US ban on larger electronics devices starts


Staff Report

Dubai: US ban on larger electronic devices including laptops and tablets started from Saturday.

Dubai International airport and its flag carrier Emirates started implementing a ban on laptops and tablets on direct flights to the US.

More than one million people are expected to pass through the busiest international airport as the Dubai witnesses UAE spring break, Dubai Airports’ senior vice president for communications Anita Mehra has said.

It is estimated that 260,000 travellers will pass through each day from Friday through Monday. Dubai International Airport expects 89 million passengers this year.

The United States announced a ban on all electronics larger than a standard smartphone on board direct flights out of eight countries across the Middle East. Travellers using 10 airports across the Middle East and North Africa are subject to the ban.

The ban also covers all electronics sold at Dubai Duty Free, Dubai Airports CEO Paul Griffiths told local radio earlier this week.

Emirates airline operates 18 flights daily to the United States out of Dubai.

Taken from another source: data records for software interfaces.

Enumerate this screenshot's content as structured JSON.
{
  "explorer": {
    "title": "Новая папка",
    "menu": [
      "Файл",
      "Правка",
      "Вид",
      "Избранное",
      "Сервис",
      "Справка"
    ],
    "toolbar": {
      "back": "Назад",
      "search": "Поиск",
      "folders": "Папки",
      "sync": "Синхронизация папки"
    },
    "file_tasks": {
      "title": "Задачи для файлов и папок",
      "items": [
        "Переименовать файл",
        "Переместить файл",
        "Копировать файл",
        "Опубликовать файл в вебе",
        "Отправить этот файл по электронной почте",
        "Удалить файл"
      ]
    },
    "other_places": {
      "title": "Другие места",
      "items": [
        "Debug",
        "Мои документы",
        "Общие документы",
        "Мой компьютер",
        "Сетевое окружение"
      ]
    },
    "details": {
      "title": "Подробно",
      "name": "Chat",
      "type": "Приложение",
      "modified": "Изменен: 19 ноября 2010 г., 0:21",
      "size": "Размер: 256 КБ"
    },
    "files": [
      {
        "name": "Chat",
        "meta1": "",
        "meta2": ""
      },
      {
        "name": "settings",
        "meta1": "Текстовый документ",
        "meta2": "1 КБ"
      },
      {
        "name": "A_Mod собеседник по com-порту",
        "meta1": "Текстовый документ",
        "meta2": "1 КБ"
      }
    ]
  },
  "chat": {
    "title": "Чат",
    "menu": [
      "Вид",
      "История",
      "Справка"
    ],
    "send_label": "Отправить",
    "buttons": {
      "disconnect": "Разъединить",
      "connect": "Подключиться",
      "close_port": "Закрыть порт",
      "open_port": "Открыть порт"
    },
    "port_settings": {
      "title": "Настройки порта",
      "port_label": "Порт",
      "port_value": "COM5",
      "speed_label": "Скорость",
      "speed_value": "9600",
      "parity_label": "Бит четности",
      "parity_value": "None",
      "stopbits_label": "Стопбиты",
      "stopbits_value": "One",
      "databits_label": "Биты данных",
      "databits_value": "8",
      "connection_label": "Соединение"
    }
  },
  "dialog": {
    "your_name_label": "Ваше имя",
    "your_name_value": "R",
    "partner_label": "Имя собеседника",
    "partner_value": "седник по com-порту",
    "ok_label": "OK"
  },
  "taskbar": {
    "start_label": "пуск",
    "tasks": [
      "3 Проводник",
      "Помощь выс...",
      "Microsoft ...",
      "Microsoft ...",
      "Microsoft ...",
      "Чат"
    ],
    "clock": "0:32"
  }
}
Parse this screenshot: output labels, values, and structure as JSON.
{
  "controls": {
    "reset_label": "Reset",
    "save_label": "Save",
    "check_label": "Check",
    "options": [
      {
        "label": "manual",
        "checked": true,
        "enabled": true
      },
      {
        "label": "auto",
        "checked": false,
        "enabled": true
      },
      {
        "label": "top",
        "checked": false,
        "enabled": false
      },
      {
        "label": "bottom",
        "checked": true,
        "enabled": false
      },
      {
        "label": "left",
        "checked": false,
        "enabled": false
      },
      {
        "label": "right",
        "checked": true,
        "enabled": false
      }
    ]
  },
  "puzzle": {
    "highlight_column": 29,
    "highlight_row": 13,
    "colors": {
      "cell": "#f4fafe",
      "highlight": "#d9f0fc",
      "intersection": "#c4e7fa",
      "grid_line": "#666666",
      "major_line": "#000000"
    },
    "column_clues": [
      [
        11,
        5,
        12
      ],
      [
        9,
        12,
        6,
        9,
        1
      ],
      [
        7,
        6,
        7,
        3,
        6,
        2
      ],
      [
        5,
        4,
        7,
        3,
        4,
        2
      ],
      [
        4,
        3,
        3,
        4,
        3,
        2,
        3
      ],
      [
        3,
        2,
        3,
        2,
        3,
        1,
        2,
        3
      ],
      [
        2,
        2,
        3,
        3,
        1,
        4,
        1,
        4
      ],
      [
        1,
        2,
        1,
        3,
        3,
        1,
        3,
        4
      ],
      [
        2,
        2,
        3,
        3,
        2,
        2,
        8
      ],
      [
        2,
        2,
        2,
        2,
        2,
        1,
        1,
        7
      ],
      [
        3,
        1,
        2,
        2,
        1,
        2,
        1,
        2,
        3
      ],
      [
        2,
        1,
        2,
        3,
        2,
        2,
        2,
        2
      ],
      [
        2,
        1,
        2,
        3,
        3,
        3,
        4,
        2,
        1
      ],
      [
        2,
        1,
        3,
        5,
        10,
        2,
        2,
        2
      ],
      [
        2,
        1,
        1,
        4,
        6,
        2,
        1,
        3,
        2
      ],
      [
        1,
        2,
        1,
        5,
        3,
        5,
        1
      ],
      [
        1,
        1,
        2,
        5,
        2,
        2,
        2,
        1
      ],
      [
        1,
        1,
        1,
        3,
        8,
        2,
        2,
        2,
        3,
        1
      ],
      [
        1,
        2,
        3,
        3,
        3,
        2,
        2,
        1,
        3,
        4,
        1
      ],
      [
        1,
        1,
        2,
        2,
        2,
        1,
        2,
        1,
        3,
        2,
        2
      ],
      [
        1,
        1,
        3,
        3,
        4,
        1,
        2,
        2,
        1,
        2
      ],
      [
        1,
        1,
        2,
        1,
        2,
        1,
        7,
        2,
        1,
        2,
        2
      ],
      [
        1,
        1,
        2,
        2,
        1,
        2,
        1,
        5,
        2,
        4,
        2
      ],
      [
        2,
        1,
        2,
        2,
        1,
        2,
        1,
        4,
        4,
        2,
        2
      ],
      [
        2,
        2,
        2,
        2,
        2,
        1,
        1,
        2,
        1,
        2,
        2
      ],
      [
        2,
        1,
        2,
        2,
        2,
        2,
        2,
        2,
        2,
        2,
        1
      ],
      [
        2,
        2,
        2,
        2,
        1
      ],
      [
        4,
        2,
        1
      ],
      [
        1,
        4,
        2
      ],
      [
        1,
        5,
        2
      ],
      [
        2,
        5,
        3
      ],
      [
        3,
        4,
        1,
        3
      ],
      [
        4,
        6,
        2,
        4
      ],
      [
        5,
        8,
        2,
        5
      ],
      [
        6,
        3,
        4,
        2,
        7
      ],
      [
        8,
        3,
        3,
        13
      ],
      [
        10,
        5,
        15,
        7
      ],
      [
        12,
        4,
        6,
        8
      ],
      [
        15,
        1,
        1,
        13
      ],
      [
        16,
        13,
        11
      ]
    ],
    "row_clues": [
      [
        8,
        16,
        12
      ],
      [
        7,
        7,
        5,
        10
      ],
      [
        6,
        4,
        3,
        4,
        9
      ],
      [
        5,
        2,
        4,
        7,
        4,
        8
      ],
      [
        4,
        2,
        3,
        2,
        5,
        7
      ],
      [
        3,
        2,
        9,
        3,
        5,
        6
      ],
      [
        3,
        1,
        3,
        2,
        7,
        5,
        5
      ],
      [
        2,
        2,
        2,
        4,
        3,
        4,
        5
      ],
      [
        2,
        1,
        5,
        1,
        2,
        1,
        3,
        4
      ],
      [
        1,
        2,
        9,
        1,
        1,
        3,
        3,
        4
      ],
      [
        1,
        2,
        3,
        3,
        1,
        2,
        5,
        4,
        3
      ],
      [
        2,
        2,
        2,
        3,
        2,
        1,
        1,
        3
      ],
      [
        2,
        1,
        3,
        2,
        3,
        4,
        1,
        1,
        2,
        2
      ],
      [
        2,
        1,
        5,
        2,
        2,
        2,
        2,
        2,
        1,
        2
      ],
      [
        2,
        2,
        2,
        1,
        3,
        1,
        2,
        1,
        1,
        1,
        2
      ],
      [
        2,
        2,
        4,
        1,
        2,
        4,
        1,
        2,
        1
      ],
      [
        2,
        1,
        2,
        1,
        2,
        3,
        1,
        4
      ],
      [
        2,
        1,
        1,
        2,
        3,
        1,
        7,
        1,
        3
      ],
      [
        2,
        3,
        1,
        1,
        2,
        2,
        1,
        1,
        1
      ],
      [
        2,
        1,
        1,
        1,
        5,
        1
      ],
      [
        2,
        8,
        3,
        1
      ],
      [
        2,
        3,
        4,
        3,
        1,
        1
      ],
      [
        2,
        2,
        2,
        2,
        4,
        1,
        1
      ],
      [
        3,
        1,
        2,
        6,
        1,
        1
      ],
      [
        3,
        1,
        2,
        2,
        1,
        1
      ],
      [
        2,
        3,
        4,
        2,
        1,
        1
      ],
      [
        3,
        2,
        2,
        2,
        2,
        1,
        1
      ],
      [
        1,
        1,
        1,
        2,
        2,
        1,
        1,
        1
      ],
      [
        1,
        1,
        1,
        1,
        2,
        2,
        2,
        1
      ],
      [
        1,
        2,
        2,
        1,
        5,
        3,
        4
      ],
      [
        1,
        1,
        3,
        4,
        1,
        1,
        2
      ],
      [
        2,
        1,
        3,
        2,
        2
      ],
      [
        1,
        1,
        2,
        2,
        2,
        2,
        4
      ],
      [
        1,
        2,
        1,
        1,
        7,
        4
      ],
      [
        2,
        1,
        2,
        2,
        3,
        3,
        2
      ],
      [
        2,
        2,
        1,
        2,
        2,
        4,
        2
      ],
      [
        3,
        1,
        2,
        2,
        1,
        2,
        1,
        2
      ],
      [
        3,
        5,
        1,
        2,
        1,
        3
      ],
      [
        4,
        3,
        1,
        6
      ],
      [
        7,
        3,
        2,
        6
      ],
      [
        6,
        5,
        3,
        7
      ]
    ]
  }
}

In an attempt to appease its customers, the airline announced it would be offering complimentary packing and shipping services at gates to enable passengers to use their electronic devices after check-in and until boarding.

On Saturday, a number of flights out of Dubai and Abu Dhabi airports were delayed due to thunderstorms, including an Emirates flight to Houston.

The US ban affects nine airlines from eight countries: Turkey, Morocco, Jordan, Egypt, the United Arab Emirates, Qatar, Saudi Arabia and Kuwait.

Britain has also announced a parallel ban, effective Saturday, targeting all flights out of Egypt, Turkey, Jordan, Saudi Arabia, Tunisia and Lebanon.

Abu Dhabi, home to UAE national carrier Etihad Airways, is one of the few international airports with a US Customs and Border Protection Facility, which processes immigration and customs inspections before departure.